West Hollywood City Council member John Heilman, an openly gay law professor at USC and Whittler Law School, is in Stockholm researching LGBT rights in Europe. He emailed some observations from the Stockholm Pride Parade and panels on transgender rights in Europe to LGBT POV editor Karen Ocamb.
From John Heilman:
The trans man who became pregnant, Thomas Beatie, opened Stockholm Pride. He spoke about his decision to go public after gossip started in his town about his pregnancy. Beatie was well received. In Sweden, the Christian Minister of Health requires trans members to remove reproductive organs in order to transition.
Military openly recruits at the Pride festival.
The Commissioner for Human Rights issued a report in June 2011 for the European Union on discrimination against LGBT people in Europe. Micah Grzynowicz, who worked on the report, talked about it at the Pride festival. He said he discussed the report with the Swedish Minister for the European Union, Birgitta Ohlsson.

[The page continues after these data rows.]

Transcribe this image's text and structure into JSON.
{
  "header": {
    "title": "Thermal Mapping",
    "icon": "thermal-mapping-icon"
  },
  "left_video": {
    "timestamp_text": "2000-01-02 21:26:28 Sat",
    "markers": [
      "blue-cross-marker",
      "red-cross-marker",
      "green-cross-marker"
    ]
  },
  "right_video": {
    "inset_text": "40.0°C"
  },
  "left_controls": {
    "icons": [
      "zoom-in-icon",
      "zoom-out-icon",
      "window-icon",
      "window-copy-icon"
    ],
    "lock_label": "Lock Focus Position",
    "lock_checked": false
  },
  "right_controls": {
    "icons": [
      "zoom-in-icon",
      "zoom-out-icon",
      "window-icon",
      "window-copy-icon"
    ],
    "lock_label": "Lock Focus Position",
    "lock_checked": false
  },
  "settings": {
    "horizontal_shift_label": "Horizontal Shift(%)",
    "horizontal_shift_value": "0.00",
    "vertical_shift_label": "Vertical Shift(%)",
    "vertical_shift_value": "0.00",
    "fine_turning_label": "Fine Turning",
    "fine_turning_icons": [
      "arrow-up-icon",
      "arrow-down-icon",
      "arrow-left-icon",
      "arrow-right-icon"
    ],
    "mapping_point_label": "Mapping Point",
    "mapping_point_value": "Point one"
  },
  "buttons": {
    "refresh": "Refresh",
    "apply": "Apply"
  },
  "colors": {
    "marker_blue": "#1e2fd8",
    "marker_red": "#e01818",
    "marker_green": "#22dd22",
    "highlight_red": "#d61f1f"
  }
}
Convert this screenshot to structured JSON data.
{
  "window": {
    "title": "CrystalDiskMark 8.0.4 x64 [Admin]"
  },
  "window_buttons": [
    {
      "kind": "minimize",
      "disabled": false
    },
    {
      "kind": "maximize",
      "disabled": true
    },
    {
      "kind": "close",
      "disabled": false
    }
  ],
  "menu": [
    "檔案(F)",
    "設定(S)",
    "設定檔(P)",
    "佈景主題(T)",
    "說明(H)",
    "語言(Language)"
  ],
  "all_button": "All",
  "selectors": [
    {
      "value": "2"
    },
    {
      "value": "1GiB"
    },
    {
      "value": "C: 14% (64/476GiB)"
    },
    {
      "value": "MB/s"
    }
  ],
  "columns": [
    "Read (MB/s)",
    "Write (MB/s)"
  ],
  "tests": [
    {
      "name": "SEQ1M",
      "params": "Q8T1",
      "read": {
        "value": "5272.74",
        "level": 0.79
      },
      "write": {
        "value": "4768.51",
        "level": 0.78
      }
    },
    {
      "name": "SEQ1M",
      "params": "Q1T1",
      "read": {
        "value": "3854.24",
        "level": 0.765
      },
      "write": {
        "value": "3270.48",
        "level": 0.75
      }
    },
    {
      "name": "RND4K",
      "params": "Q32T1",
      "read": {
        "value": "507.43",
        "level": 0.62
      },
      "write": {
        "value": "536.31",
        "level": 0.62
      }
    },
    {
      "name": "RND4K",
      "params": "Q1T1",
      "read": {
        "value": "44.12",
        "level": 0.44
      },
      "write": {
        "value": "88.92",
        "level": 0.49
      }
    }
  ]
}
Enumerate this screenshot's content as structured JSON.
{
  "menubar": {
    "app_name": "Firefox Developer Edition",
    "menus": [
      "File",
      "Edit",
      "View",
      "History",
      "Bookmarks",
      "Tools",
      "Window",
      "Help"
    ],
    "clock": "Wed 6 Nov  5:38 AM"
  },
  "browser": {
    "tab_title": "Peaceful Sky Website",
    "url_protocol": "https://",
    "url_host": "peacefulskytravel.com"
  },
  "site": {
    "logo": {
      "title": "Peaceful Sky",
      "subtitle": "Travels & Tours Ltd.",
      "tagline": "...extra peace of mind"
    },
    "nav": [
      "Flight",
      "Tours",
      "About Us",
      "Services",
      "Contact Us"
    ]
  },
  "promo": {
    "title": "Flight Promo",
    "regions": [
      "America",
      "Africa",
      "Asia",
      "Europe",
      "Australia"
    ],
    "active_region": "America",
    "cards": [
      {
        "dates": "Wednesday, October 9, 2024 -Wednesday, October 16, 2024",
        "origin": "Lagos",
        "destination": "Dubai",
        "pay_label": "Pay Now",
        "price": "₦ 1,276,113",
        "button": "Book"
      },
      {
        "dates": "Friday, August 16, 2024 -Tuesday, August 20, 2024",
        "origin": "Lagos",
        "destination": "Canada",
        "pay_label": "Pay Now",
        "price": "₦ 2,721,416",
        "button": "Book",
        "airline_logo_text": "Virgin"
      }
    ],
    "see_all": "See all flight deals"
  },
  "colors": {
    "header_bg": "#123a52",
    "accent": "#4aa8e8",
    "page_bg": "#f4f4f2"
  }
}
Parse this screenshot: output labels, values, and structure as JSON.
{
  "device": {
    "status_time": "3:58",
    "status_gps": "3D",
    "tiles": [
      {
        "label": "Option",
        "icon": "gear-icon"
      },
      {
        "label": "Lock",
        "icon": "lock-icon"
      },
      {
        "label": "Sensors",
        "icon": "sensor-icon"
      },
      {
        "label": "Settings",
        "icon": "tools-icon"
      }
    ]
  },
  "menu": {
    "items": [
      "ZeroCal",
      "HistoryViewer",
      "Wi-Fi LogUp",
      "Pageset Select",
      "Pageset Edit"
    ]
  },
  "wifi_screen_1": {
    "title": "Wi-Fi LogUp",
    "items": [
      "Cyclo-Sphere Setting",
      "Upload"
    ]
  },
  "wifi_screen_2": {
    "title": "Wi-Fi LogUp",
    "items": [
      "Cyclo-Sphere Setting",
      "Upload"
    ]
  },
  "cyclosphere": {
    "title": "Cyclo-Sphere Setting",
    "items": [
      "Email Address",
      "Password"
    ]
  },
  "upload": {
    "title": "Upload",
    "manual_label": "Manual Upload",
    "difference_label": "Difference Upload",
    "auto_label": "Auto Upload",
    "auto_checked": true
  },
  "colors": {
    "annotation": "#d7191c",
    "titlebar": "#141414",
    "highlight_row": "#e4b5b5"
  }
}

It's the first time such a report of this nature was done. It required cooperation between academics, NGO’s, human rights organizations in government and the United Nations program on refugees.
The report has 6 sections; three were discussed: 1) Assembly and association, 2) violence and asylum, and 3) legal recognition of trans people. The report is important but the recommendations are not valid. Thomas Hammemburg from Sweden was responsible for the report. Europe is divided on LGBT rights with lots of progress in Western Europe but with little progress in East. Report can be downloaded in English.
More from Heilman:
On Assembly and association – 12 out of 47 states have bans on LGBT pride festivals and gatherings. And even of those remaining, there has been violence associated with these events. The countries that ban Pride have a prohibition forbidding any promotion of homosexuality.
Recommendations from report:
1. Respect right of freedom of assembly of LGBT persons to ensure peaceful pride and other public events
2. Provide protection to participants of peaceful Pride and other LGBT gatherings.
3. Respect right of freedom of expression.
Next section was on violence. Three major issues: underreporting of violence and harassment against LGBT people. Some is based on lack of law enforcement training. In some countries, there are no nationwide hate crime laws, especially in Eastern Europe. Only two countries have protections for trans people in discrimination laws.
Some countries provide asylum for people who are faced with violence based on LGBT status. LGBT refugees may be discriminated against.
Recommendations: improving immigration education and improving safety at refugee centers.
The last topic was on trans rights and gender recognition. Trans rights are mainstreamed throughout report. 24 out of 47 states do not have any law at all; 13 of the 24 are case by case; 29 countries have sterilization requirements. If you have gender reassignment you are required to be sterilized; 4 countries do not require this. Some require you to be unmarried to have gender reassignment. Rights for transgender people are not so neatly divided into West vs Eastern Europe. There are some issues with name changes and diplomas. But there is a Big issue with access to health care for trans people, as well as issues about who bears the cost of gender reassignment surgery.
(Cross-posted at LGBT POV)